**What you are asked to do**. Output a faithful copy of the entries, every picture removed.

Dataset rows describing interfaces
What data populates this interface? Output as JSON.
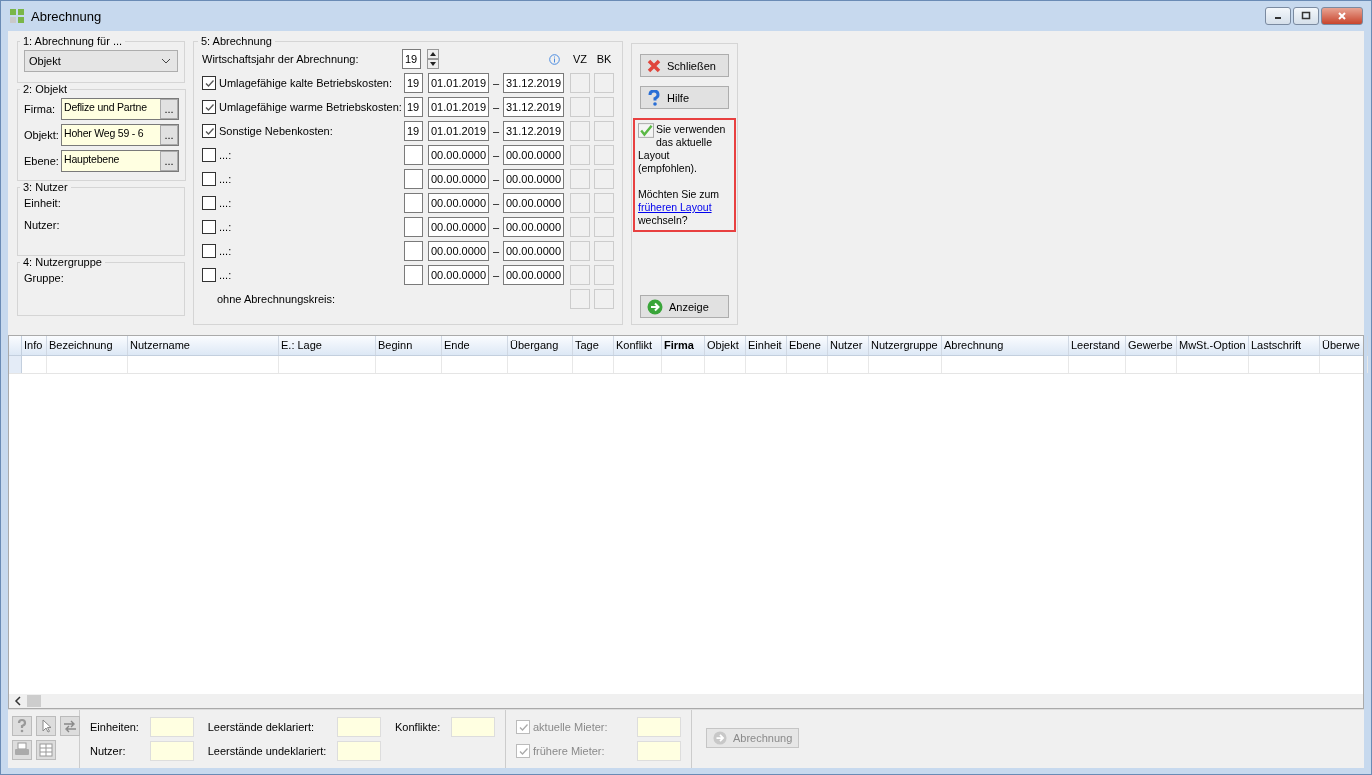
{
  "window": {
    "title": "Abrechnung"
  },
  "group1": {
    "title": "1: Abrechnung für ...",
    "select": "Objekt"
  },
  "group2": {
    "title": "2: Objekt",
    "fields": [
      {
        "label": "Firma:",
        "value": "Deflize und Partne",
        "browse": "..."
      },
      {
        "label": "Objekt:",
        "value": "Hoher Weg 59 - 6",
        "browse": "..."
      },
      {
        "label": "Ebene:",
        "value": "Hauptebene",
        "browse": "..."
      }
    ]
  },
  "group3": {
    "title": "3: Nutzer",
    "labels": [
      "Einheit:",
      "Nutzer:"
    ]
  },
  "group4": {
    "title": "4: Nutzergruppe",
    "labels": [
      "Gruppe:"
    ]
  },
  "group5": {
    "title": "5: Abrechnung",
    "year_label": "Wirtschaftsjahr der Abrechnung:",
    "year": "19",
    "vz": "VZ",
    "bk": "BK",
    "rows": [
      {
        "checked": true,
        "label": "Umlagefähige kalte Betriebskosten:",
        "year": "19",
        "from": "01.01.2019",
        "dash": "–",
        "to": "31.12.2019"
      },
      {
        "checked": true,
        "label": "Umlagefähige warme Betriebskosten:",
        "year": "19",
        "from": "01.01.2019",
        "dash": "–",
        "to": "31.12.2019"
      },
      {
        "checked": true,
        "label": "Sonstige Nebenkosten:",
        "year": "19",
        "from": "01.01.2019",
        "dash": "–",
        "to": "31.12.2019"
      },
      {
        "checked": false,
        "label": "...:",
        "from": "00.00.0000",
        "dash": "–",
        "to": "00.00.0000"
      },
      {
        "checked": false,
        "label": "...:",
        "from": "00.00.0000",
        "dash": "–",
        "to": "00.00.0000"
      },
      {
        "checked": false,
        "label": "...:",
        "from": "00.00.0000",
        "dash": "–",
        "to": "00.00.0000"
      },
      {
        "checked": false,
        "label": "...:",
        "from": "00.00.0000",
        "dash": "–",
        "to": "00.00.0000"
      },
      {
        "checked": false,
        "label": "...:",
        "from": "00.00.0000",
        "dash": "–",
        "to": "00.00.0000"
      },
      {
        "checked": false,
        "label": "...:",
        "from": "00.00.0000",
        "dash": "–",
        "to": "00.00.0000"
      }
    ],
    "without_label": "ohne Abrechnungskreis:"
  },
  "actions": {
    "close": "Schließen",
    "help": "Hilfe",
    "show": "Anzeige"
  },
  "notice": {
    "text1": "Sie verwenden das aktuelle Layout (empfohlen).",
    "text2": "Möchten Sie zum",
    "link": "früheren Layout",
    "text3": "wechseln?"
  },
  "table": {
    "columns": [
      {
        "label": "Info",
        "bold": false
      },
      {
        "label": "Bezeichnung",
        "bold": false
      },
      {
        "label": "Nutzername",
        "bold": false
      },
      {
        "label": "E.: Lage",
        "bold": false
      },
      {
        "label": "Beginn",
        "bold": false
      },
      {
        "label": "Ende",
        "bold": false
      },
      {
        "label": "Übergang",
        "bold": false
      },
      {
        "label": "Tage",
        "bold": false
      },
      {
        "label": "Konflikt",
        "bold": false
      },
      {
        "label": "Firma",
        "bold": true
      },
      {
        "label": "Objekt",
        "bold": false
      },
      {
        "label": "Einheit",
        "bold": false
      },
      {
        "label": "Ebene",
        "bold": false
      },
      {
        "label": "Nutzer",
        "bold": false
      },
      {
        "label": "Nutzergruppe",
        "bold": false
      },
      {
        "label": "Abrechnung",
        "bold": false
      },
      {
        "label": "Leerstand",
        "bold": false
      },
      {
        "label": "Gewerbe",
        "bold": false
      },
      {
        "label": "MwSt.-Option",
        "bold": false
      },
      {
        "label": "Lastschrift",
        "bold": false
      },
      {
        "label": "Überwe",
        "bold": false
      }
    ]
  },
  "status": {
    "stats": [
      {
        "label": "Einheiten:"
      },
      {
        "label": "Nutzer:"
      },
      {
        "label": "Leerstände deklariert:"
      },
      {
        "label": "Leerstände undeklariert:"
      },
      {
        "label": "Konflikte:"
      }
    ],
    "tenants": [
      {
        "label": "aktuelle Mieter:",
        "checked": true
      },
      {
        "label": "frühere Mieter:",
        "checked": true
      }
    ],
    "button": {
      "label": "Abrechnung",
      "disabled": true
    }
  }
}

**Written answer**.
What data populates this interface? Output as JSON.
{
  "window": {
    "title": "Abrechnung"
  },
  "group1": {
    "title": "1: Abrechnung für ...",
    "select": "Objekt"
  },
  "group2": {
    "title": "2: Objekt",
    "fields": [
      {
        "label": "Firma:",
        "value": "Deflize und Partne",
        "browse": "..."
      },
      {
        "label": "Objekt:",
        "value": "Hoher Weg 59 - 6",
        "browse": "..."
      },
      {
        "label": "Ebene:",
        "value": "Hauptebene",
        "browse": "..."
      }
    ]
  },
  "group3": {
    "title": "3: Nutzer",
    "labels": [
      "Einheit:",
      "Nutzer:"
    ]
  },
  "group4": {
    "title": "4: Nutzergruppe",
    "labels": [
      "Gruppe:"
    ]
  },
  "group5": {
    "title": "5: Abrechnung",
    "year_label": "Wirtschaftsjahr der Abrechnung:",
    "year": "19",
    "vz": "VZ",
    "bk": "BK",
    "rows": [
      {
        "checked": true,
        "label": "Umlagefähige kalte Betriebskosten:",
        "year": "19",
        "from": "01.01.2019",
        "dash": "–",
        "to": "31.12.2019"
      },
      {
        "checked": true,
        "label": "Umlagefähige warme Betriebskosten:",
        "year": "19",
        "from": "01.01.2019",
        "dash": "–",
        "to": "31.12.2019"
      },
      {
        "checked": true,
        "label": "Sonstige Nebenkosten:",
        "year": "19",
        "from": "01.01.2019",
        "dash": "–",
        "to": "31.12.2019"
      },
      {
        "checked": false,
        "label": "...:",
        "from": "00.00.0000",
        "dash": "–",
        "to": "00.00.0000"
      },
      {
        "checked": false,
        "label": "...:",
        "from": "00.00.0000",
        "dash": "–",
        "to": "00.00.0000"
      },
      {
        "checked": false,
        "label": "...:",
        "from": "00.00.0000",
        "dash": "–",
        "to": "00.00.0000"
      },
      {
        "checked": false,
        "label": "...:",
        "from": "00.00.0000",
        "dash": "–",
        "to": "00.00.0000"
      },
      {
        "checked": false,
        "label": "...:",
        "from": "00.00.0000",
        "dash": "–",
        "to": "00.00.0000"
      },
      {
        "checked": false,
        "label": "...:",
        "from": "00.00.0000",
        "dash": "–",
        "to": "00.00.0000"
      }
    ],
    "without_label": "ohne Abrechnungskreis:"
  },
  "actions": {
    "close": "Schließen",
    "help": "Hilfe",
    "show": "Anzeige"
  },
  "notice": {
    "text1": "Sie verwenden das aktuelle Layout (empfohlen).",
    "text2": "Möchten Sie zum",
    "link": "früheren Layout",
    "text3": "wechseln?"
  },
  "table": {
    "columns": [
      {
        "label": "Info",
        "bold": false
      },
      {
        "label": "Bezeichnung",
        "bold": false
      },
      {
        "label": "Nutzername",
        "bold": false
      },
      {
        "label": "E.: Lage",
        "bold": false
      },
      {
        "label": "Beginn",
        "bold": false
      },
      {
        "label": "Ende",
        "bold": false
      },
      {
        "label": "Übergang",
        "bold": false
      },
      {
        "label": "Tage",
        "bold": false
      },
      {
        "label": "Konflikt",
        "bold": false
      },
      {
        "label": "Firma",
        "bold": true
      },
      {
        "label": "Objekt",
        "bold": false
      },
      {
        "label": "Einheit",
        "bold": false
      },
      {
        "label": "Ebene",
        "bold": false
      },
      {
        "label": "Nutzer",
        "bold": false
      },
      {
        "label": "Nutzergruppe",
        "bold": false
      },
      {
        "label": "Abrechnung",
        "bold": false
      },
      {
        "label": "Leerstand",
        "bold": false
      },
      {
        "label": "Gewerbe",
        "bold": false
      },
      {
        "label": "MwSt.-Option",
        "bold": false
      },
      {
        "label": "Lastschrift",
        "bold": false
      },
      {
        "label": "Überwe",
        "bold": false
      }
    ]
  },
  "status": {
    "stats": [
      {
        "label": "Einheiten:"
      },
      {
        "label": "Nutzer:"
      },
      {
        "label": "Leerstände deklariert:"
      },
      {
        "label": "Leerstände undeklariert:"
      },
      {
        "label": "Konflikte:"
      }
    ],
    "tenants": [
      {
        "label": "aktuelle Mieter:",
        "checked": true
      },
      {
        "label": "frühere Mieter:",
        "checked": true
      }
    ],
    "button": {
      "label": "Abrechnung",
      "disabled": true
    }
  }
}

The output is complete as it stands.